--- DATASET ---

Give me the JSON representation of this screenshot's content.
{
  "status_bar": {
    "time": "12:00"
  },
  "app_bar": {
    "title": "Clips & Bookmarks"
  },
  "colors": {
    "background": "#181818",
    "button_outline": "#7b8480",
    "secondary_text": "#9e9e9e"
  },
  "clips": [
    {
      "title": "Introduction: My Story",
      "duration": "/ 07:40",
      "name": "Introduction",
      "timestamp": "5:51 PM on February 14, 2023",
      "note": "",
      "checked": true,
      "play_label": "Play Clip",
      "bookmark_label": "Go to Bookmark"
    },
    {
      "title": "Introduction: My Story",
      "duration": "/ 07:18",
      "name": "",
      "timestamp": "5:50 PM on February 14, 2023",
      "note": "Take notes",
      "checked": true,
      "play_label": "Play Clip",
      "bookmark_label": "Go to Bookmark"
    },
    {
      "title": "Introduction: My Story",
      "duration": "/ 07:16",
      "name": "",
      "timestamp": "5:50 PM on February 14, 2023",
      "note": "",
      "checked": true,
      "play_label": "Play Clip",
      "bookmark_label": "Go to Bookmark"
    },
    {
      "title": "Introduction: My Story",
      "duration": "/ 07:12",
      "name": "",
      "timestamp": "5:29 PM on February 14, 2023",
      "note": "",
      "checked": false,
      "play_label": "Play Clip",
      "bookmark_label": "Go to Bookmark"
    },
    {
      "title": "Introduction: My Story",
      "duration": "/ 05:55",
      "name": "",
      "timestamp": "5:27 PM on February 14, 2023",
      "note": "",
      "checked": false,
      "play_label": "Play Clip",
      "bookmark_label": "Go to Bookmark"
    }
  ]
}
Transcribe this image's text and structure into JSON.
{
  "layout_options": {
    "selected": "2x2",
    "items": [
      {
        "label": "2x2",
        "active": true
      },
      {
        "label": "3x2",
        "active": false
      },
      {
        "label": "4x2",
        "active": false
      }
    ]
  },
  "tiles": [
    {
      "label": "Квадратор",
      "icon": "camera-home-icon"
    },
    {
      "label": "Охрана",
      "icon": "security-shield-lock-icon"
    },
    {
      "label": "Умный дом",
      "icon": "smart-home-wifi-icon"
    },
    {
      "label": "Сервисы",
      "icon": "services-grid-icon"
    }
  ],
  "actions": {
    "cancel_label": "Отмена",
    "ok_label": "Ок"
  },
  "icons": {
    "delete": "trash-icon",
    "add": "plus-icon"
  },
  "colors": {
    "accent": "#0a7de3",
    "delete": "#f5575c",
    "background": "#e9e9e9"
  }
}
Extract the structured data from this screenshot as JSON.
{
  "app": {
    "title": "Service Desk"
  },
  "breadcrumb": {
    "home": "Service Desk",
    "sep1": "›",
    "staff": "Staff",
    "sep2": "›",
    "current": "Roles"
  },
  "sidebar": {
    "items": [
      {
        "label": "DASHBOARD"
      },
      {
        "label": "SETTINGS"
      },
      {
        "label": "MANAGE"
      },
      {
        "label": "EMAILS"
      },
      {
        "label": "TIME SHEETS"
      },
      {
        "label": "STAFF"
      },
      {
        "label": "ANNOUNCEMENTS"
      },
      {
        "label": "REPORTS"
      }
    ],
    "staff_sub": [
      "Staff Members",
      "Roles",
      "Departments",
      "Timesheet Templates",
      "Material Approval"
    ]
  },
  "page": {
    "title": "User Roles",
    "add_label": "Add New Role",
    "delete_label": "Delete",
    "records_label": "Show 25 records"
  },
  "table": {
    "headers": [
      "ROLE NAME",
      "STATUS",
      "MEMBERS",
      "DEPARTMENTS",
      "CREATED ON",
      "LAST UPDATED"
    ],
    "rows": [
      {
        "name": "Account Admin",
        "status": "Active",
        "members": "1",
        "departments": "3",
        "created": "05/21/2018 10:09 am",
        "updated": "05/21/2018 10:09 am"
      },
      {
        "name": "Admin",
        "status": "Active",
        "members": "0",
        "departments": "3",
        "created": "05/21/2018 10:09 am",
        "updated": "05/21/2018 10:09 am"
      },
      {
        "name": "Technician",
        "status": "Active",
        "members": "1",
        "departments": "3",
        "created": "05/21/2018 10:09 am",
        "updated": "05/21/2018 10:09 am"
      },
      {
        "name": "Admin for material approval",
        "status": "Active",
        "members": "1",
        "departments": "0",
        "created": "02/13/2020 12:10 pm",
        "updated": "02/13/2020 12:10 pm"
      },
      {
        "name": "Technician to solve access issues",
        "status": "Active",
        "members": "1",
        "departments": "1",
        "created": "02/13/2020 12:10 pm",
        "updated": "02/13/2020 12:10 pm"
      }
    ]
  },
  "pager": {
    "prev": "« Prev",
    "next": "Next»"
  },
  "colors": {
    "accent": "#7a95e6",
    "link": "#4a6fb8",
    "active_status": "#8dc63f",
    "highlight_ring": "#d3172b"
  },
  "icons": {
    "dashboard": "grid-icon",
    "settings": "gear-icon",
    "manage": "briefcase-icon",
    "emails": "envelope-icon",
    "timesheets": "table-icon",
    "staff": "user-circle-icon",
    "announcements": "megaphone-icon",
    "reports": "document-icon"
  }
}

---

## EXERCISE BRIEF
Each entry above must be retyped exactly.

## WRITTEN ANSWER
Give me the JSON representation of this screenshot's content.
{
  "status_bar": {
    "time": "12:00"
  },
  "app_bar": {
    "title": "Clips & Bookmarks"
  },
  "colors": {
    "background": "#181818",
    "button_outline": "#7b8480",
    "secondary_text": "#9e9e9e"
  },
  "clips": [
    {
      "title": "Introduction: My Story",
      "duration": "/ 07:40",
      "name": "Introduction",
      "timestamp": "5:51 PM on February 14, 2023",
      "note": "",
      "checked": true,
      "play_label": "Play Clip",
      "bookmark_label": "Go to Bookmark"
    },
    {
      "title": "Introduction: My Story",
      "duration": "/ 07:18",
      "name": "",
      "timestamp": "5:50 PM on February 14, 2023",
      "note": "Take notes",
      "checked": true,
      "play_label": "Play Clip",
      "bookmark_label": "Go to Bookmark"
    },
    {
      "title": "Introduction: My Story",
      "duration": "/ 07:16",
      "name": "",
      "timestamp": "5:50 PM on February 14, 2023",
      "note": "",
      "checked": true,
      "play_label": "Play Clip",
      "bookmark_label": "Go to Bookmark"
    },
    {
      "title": "Introduction: My Story",
      "duration": "/ 07:12",
      "name": "",
      "timestamp": "5:29 PM on February 14, 2023",
      "note": "",
      "checked": false,
      "play_label": "Play Clip",
      "bookmark_label": "Go to Bookmark"
    },
    {
      "title": "Introduction: My Story",
      "duration": "/ 05:55",
      "name": "",
      "timestamp": "5:27 PM on February 14, 2023",
      "note": "",
      "checked": false,
      "play_label": "Play Clip",
      "bookmark_label": "Go to Bookmark"
    }
  ]
}
Transcribe this image's text and structure into JSON.
{
  "layout_options": {
    "selected": "2x2",
    "items": [
      {
        "label": "2x2",
        "active": true
      },
      {
        "label": "3x2",
        "active": false
      },
      {
        "label": "4x2",
        "active": false
      }
    ]
  },
  "tiles": [
    {
      "label": "Квадратор",
      "icon": "camera-home-icon"
    },
    {
      "label": "Охрана",
      "icon": "security-shield-lock-icon"
    },
    {
      "label": "Умный дом",
      "icon": "smart-home-wifi-icon"
    },
    {
      "label": "Сервисы",
      "icon": "services-grid-icon"
    }
  ],
  "actions": {
    "cancel_label": "Отмена",
    "ok_label": "Ок"
  },
  "icons": {
    "delete": "trash-icon",
    "add": "plus-icon"
  },
  "colors": {
    "accent": "#0a7de3",
    "delete": "#f5575c",
    "background": "#e9e9e9"
  }
}
Extract the structured data from this screenshot as JSON.
{
  "app": {
    "title": "Service Desk"
  },
  "breadcrumb": {
    "home": "Service Desk",
    "sep1": "›",
    "staff": "Staff",
    "sep2": "›",
    "current": "Roles"
  },
  "sidebar": {
    "items": [
      {
        "label": "DASHBOARD"
      },
      {
        "label": "SETTINGS"
      },
      {
        "label": "MANAGE"
      },
      {
        "label": "EMAILS"
      },
      {
        "label": "TIME SHEETS"
      },
      {
        "label": "STAFF"
      },
      {
        "label": "ANNOUNCEMENTS"
      },
      {
        "label": "REPORTS"
      }
    ],
    "staff_sub": [
      "Staff Members",
      "Roles",
      "Departments",
      "Timesheet Templates",
      "Material Approval"
    ]
  },
  "page": {
    "title": "User Roles",
    "add_label": "Add New Role",
    "delete_label": "Delete",
    "records_label": "Show 25 records"
  },
  "table": {
    "headers": [
      "ROLE NAME",
      "STATUS",
      "MEMBERS",
      "DEPARTMENTS",
      "CREATED ON",
      "LAST UPDATED"
    ],
    "rows": [
      {
        "name": "Account Admin",
        "status": "Active",
        "members": "1",
        "departments": "3",
        "created": "05/21/2018 10:09 am",
        "updated": "05/21/2018 10:09 am"
      },
      {
        "name": "Admin",
        "status": "Active",
        "members": "0",
        "departments": "3",
        "created": "05/21/2018 10:09 am",
        "updated": "05/21/2018 10:09 am"
      },
      {
        "name": "Technician",
        "status": "Active",
        "members": "1",
        "departments": "3",
        "created": "05/21/2018 10:09 am",
        "updated": "05/21/2018 10:09 am"
      },
      {
        "name": "Admin for material approval",
        "status": "Active",
        "members": "1",
        "departments": "0",
        "created": "02/13/2020 12:10 pm",
        "updated": "02/13/2020 12:10 pm"
      },
      {
        "name": "Technician to solve access issues",
        "status": "Active",
        "members": "1",
        "departments": "1",
        "created": "02/13/2020 12:10 pm",
        "updated": "02/13/2020 12:10 pm"
      }
    ]
  },
  "pager": {
    "prev": "« Prev",
    "next": "Next»"
  },
  "colors": {
    "accent": "#7a95e6",
    "link": "#4a6fb8",
    "active_status": "#8dc63f",
    "highlight_ring": "#d3172b"
  },
  "icons": {
    "dashboard": "grid-icon",
    "settings": "gear-icon",
    "manage": "briefcase-icon",
    "emails": "envelope-icon",
    "timesheets": "table-icon",
    "staff": "user-circle-icon",
    "announcements": "megaphone-icon",
    "reports": "document-icon"
  }
}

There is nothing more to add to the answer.